Life is full of emotions; some good, some bad – some just average. It’s absolutely human to be happy or sad, frustrated or elated, and if we didn’t experience a spectrum of moods we’d be automatons without a care in the world.
Pro cycling is a sport of emotion, and the riders expose their feelings upon crossing the finish line, often suffering from both physical and psychological exhaustion.
So it was that Australian rider Michael Matthews sat in a gutter, trying to keep to himself, after finishing seventh place during Wednesday’s sprint into Colmar. Matthews’s Sunweb team had ridden the front in the final 20 kilometers, hoping to set him up for the win. He was fast, but six riders finished ahead of him. And he was upset, dreadfully upset in fact.
But Matthews is a professional, he needed to cool down after a hot stage, and so that’s what he did. Eventually.
He put his hands in his face and possibly even shed a tear. He’s done that before and he’ll probably do it again. Matthews takes his racing seriously and makes all the sacrifices he has to in order to be the best he can possibly be.
When it goes wrong, he takes it personally.
While the media waited to get a few quotes, he avoided the stares and just looked down, reflecting on the work of his Sunweb teammates, and what had happened only minutes earlier. The team was entirely committed to his cause. But in the sprint, another one won by Peter Sagan, things didn’t go well. The simple fact is, he stuffed it up.
Others shrug their shoulders and tell us, “That’s cycling.” Some even bore us rotten with that ragged old quote: “We’ll just take it day by day.” But Matthews, although sullen, morose even, didn’t have to say much for us to realize how personally he took the loss.
“At the moment,” he said, “I’m getting a bit confused in the sprints for some reason.”
Watch the replay, read the race report, discover more details of what happened but to paraphrase the scene in relation to Matthews, the stage went roughly like this:
When the route was announced, he saw stage five and thought: “Perfect. Ideal for me.”
Just after the Tour de Suisse, team staff drove the stage 5 course, took notes, and planned their attack.
When the bunch arrived on the last of four climbs, a sea of red Sunweb jerseys flooded the front of the peloton and set a solid pace.
Down the hill. Onto the streets of Colmar. Speeding to the finish, around a few corners and through a roundabout, and then it was time to sprint.

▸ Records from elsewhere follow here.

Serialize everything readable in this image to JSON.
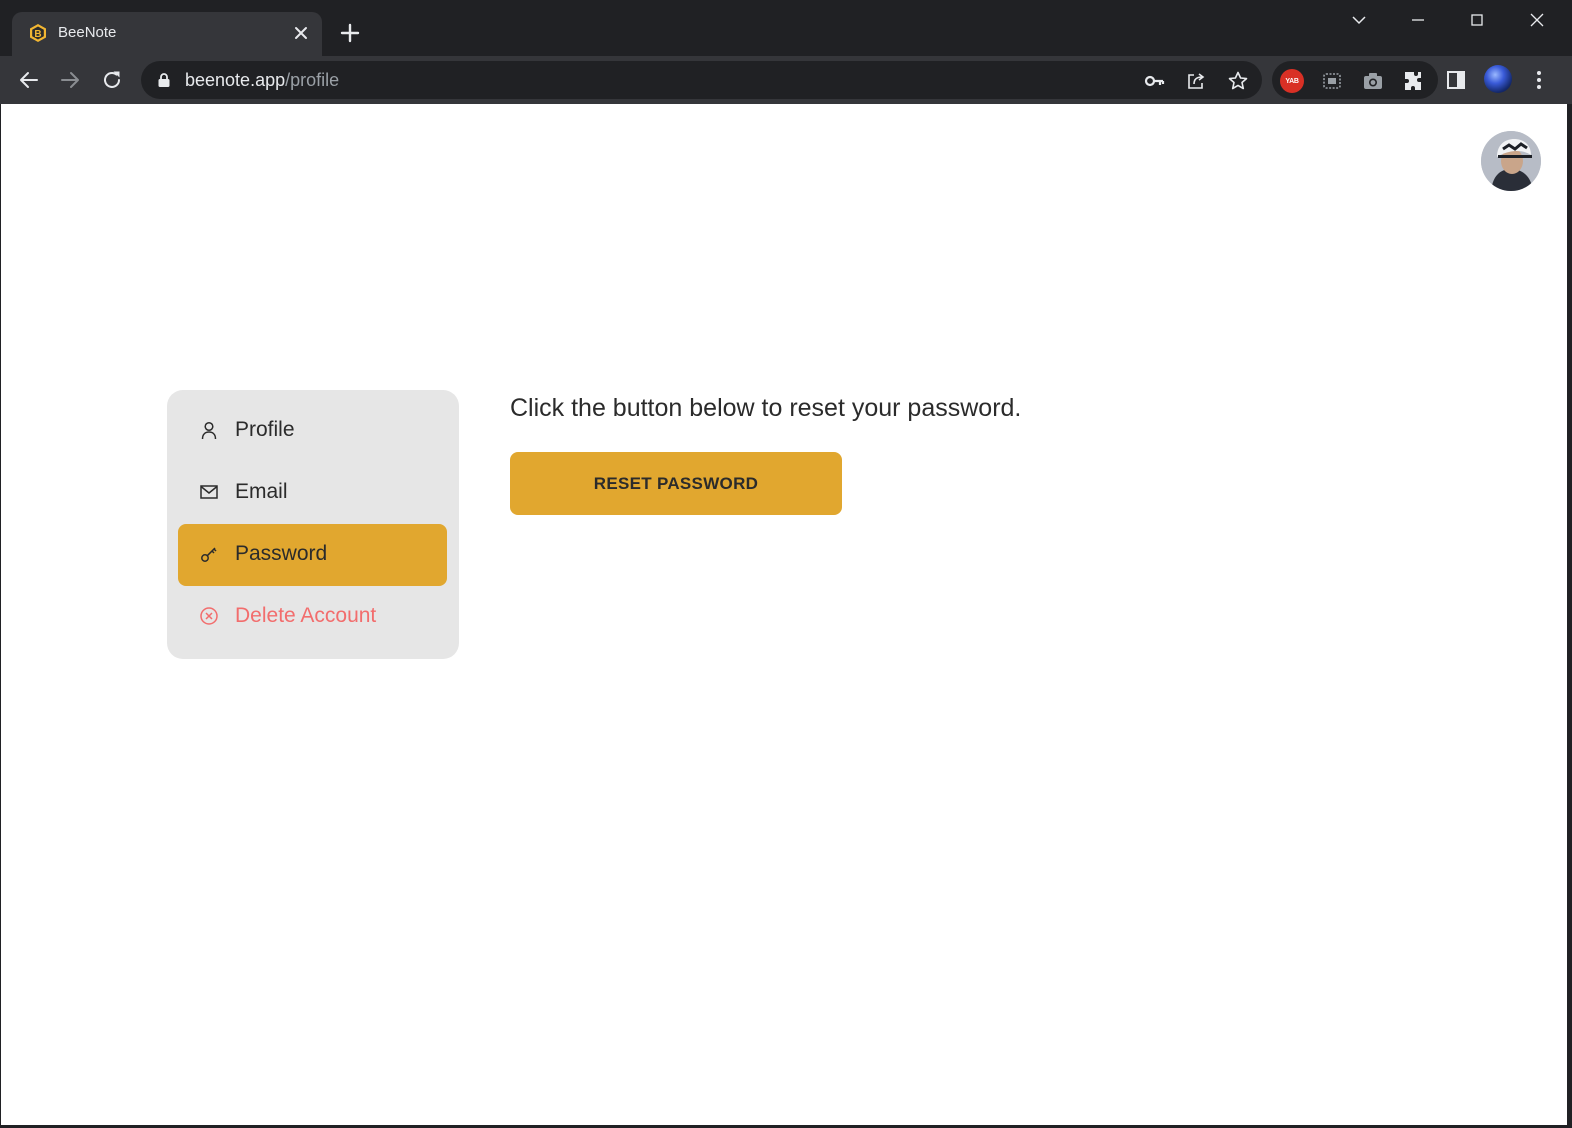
{
  "browser": {
    "tab_title": "BeeNote",
    "favicon_letter": "B",
    "url_host": "beenote.app",
    "url_path": "/profile",
    "extension_badge": "YAB"
  },
  "menu": {
    "items": [
      {
        "label": "Profile",
        "icon": "user-icon",
        "active": false
      },
      {
        "label": "Email",
        "icon": "mail-icon",
        "active": false
      },
      {
        "label": "Password",
        "icon": "key-icon",
        "active": true
      },
      {
        "label": "Delete Account",
        "icon": "x-circle-icon",
        "active": false
      }
    ]
  },
  "main": {
    "instructions": "Click the button below to reset your password.",
    "reset_button_label": "RESET PASSWORD"
  },
  "colors": {
    "accent": "#e1a72f",
    "danger": "#f26d6d",
    "menu_background": "#e6e6e6"
  }
}
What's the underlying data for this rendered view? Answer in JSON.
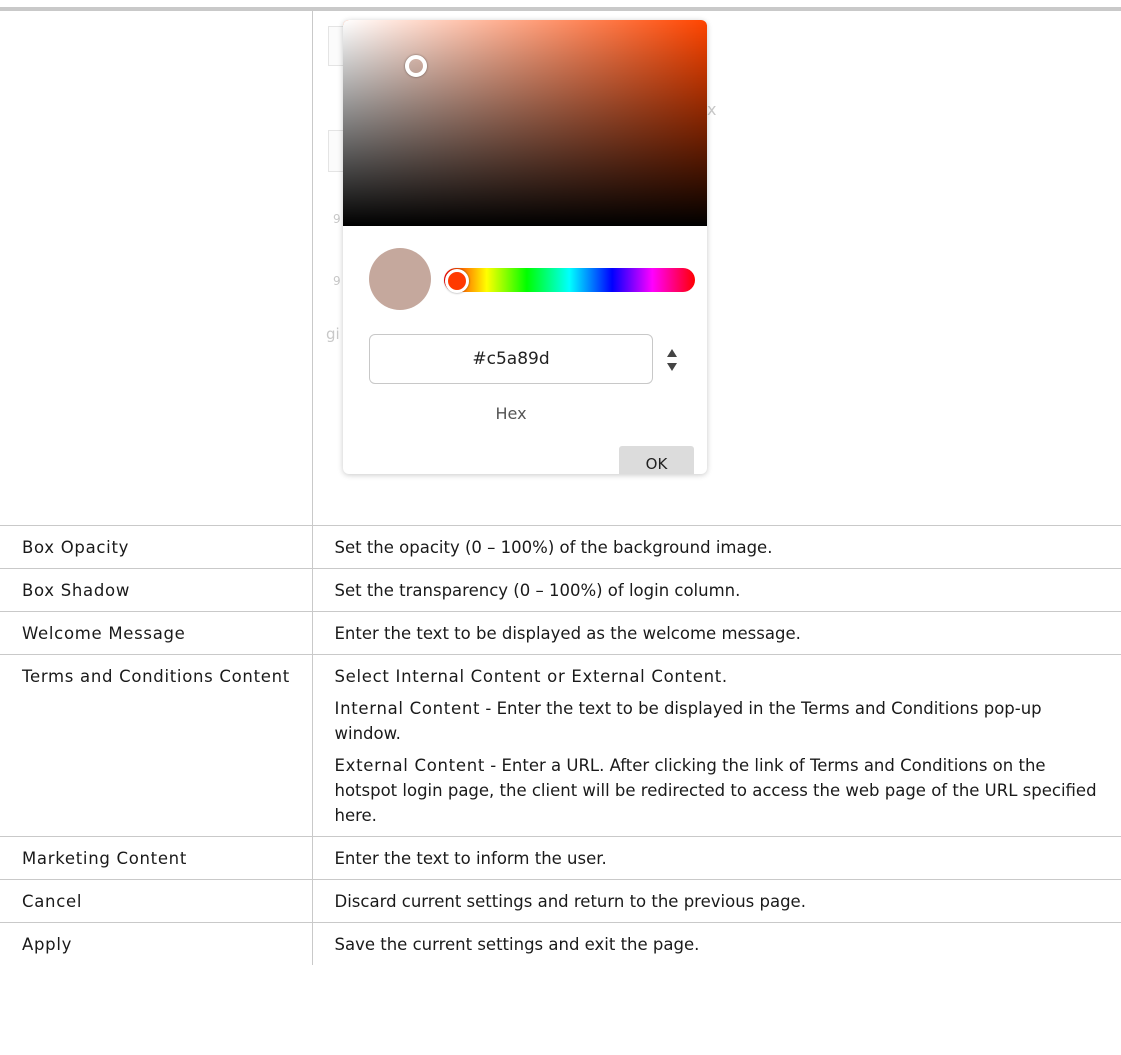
{
  "picker": {
    "hex_value": "#c5a89d",
    "hex_caption": "Hex",
    "ok_label": "OK",
    "swatch_color": "#c5a89d",
    "hue_color": "#ff4500",
    "ghost_chars": [
      "x",
      "9",
      "9",
      "gi"
    ]
  },
  "rows": [
    {
      "label": "Box Opacity",
      "paras": [
        {
          "term": "",
          "text": "Set the opacity (0 – 100%) of the background image."
        }
      ]
    },
    {
      "label": "Box Shadow",
      "paras": [
        {
          "term": "",
          "text": "Set the transparency (0 – 100%) of login column."
        }
      ]
    },
    {
      "label": "Welcome Message",
      "paras": [
        {
          "term": "",
          "text": "Enter the text to be displayed as the welcome message."
        }
      ]
    },
    {
      "label": "Terms and Conditions Content",
      "paras": [
        {
          "term": "Select Internal Content or External Content.",
          "text": ""
        },
        {
          "term": "Internal Content",
          "text": " - Enter the text to be displayed in the Terms and Conditions pop-up window."
        },
        {
          "term": "External Content",
          "text": " - Enter a URL. After clicking the link of Terms and Conditions on the hotspot login page, the client will be redirected to access the web page of the URL specified here."
        }
      ]
    },
    {
      "label": "Marketing Content",
      "paras": [
        {
          "term": "",
          "text": "Enter the text to inform the user."
        }
      ]
    },
    {
      "label": "Cancel",
      "paras": [
        {
          "term": "",
          "text": "Discard current settings and return to the previous page."
        }
      ]
    },
    {
      "label": "Apply",
      "paras": [
        {
          "term": "",
          "text": "Save the current settings and exit the page."
        }
      ]
    }
  ]
}
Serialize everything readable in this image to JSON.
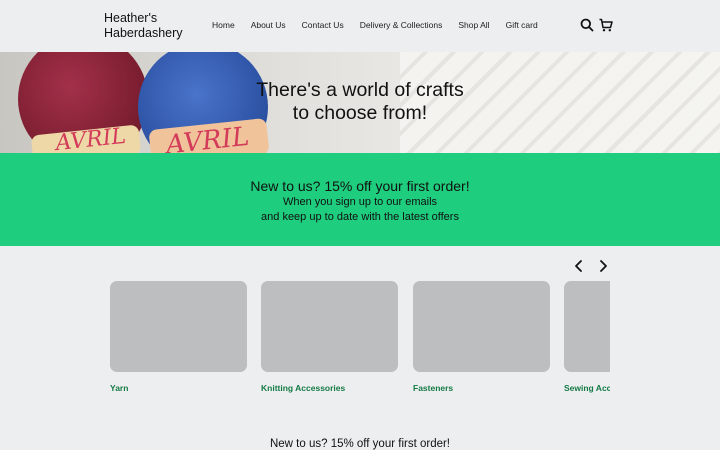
{
  "header": {
    "brand": "Heather's Haberdashery",
    "nav": [
      "Home",
      "About Us",
      "Contact Us",
      "Delivery & Collections",
      "Shop All",
      "Gift card"
    ],
    "icons": {
      "search": "search-icon",
      "cart": "cart-icon"
    }
  },
  "hero": {
    "title_line1": "There's a world of crafts",
    "title_line2": "to choose from!",
    "yarn_brand": "AVRIL"
  },
  "promo": {
    "title": "New to us? 15% off your first order!",
    "line1": "When you sign up to our emails",
    "line2": "and keep up to date with the latest offers",
    "color": "#1ecd7d"
  },
  "carousel": {
    "prev_icon": "chevron-left-icon",
    "next_icon": "chevron-right-icon",
    "categories": [
      "Yarn",
      "Knitting Accessories",
      "Fasteners",
      "Sewing Accessories"
    ]
  },
  "footer_promo": {
    "title": "New to us? 15% off your first order!"
  },
  "colors": {
    "category_label": "#137a45",
    "placeholder": "#bdbebf",
    "background": "#edeeef"
  }
}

Until the 3km-to-go mark, everything had gone right for Matthews. The closer it got to the sprint, however, the more it started to unravel. He said he was “quite good,” that there were “some crazy moves,” that he was “pushed back,” that it was “a washing machine.”
Matthews’s emotions were on display. And Michael had to sit there on the bike, cooling down with his head tilting down, wishing he didn’t see the scrum of people ready to tackle him with questions.
He didn’t hide but he wasn’t happy.
“I just need to get my head in the right place and keep trying but this is definitely not what I wanted today,” he said.
It was a scene reminiscent of stage 10 in 2017. Back then, during his first year with Team Sunweb, he turned up at the Tour fully motivated. In peak form, he was the outright leader. He never hid his intentions: he wanted to win the green jersey. And when he faltered his emotions were on display.
That stage in 2017 was, “really one of the days where we needed to nail it. We didn’t.”
It is the Tour and he is ambitious, well supported, and capable. But it’s bike racing and things don’t always go right, not every day. It’s like life.
We all deal with setbacks in our own way. Michael Matthews happened to find himself searching for answers at exactly the time when cameras were lined up and journalists were asking questions.
“I’m just a bit confused,” he repeated. “I’m a bit annoyed. I’m a bit upset.”
A couple of years ago, he was in the doldrums at the halfway mark. At the finish in Paris, he stood on the podium in the centre of the Champs-Elysées, collected his green jersey, and grinned like he was the king of the world.
“They kept asking me to get off the podium,” he told me later, “but I stayed up there as long as I could. I overstayed my welcome and I didn’t care, I’d won the green jersey!
“I worked so hard for that moment, I wanted to soak it up.
“When a plans comes together, it’s impossible to explain the sense of satisfaction.”
Cycling conjures all sorts of emotions. There was frustration in 2017 but also elation.
To appreciate the highs, you need the lows.
Matthews isn’t an automaton. He’s a rider who knows what he’s capable of and when it doesn’t happen, confusion reigns. But that doesn’t mean his race is over.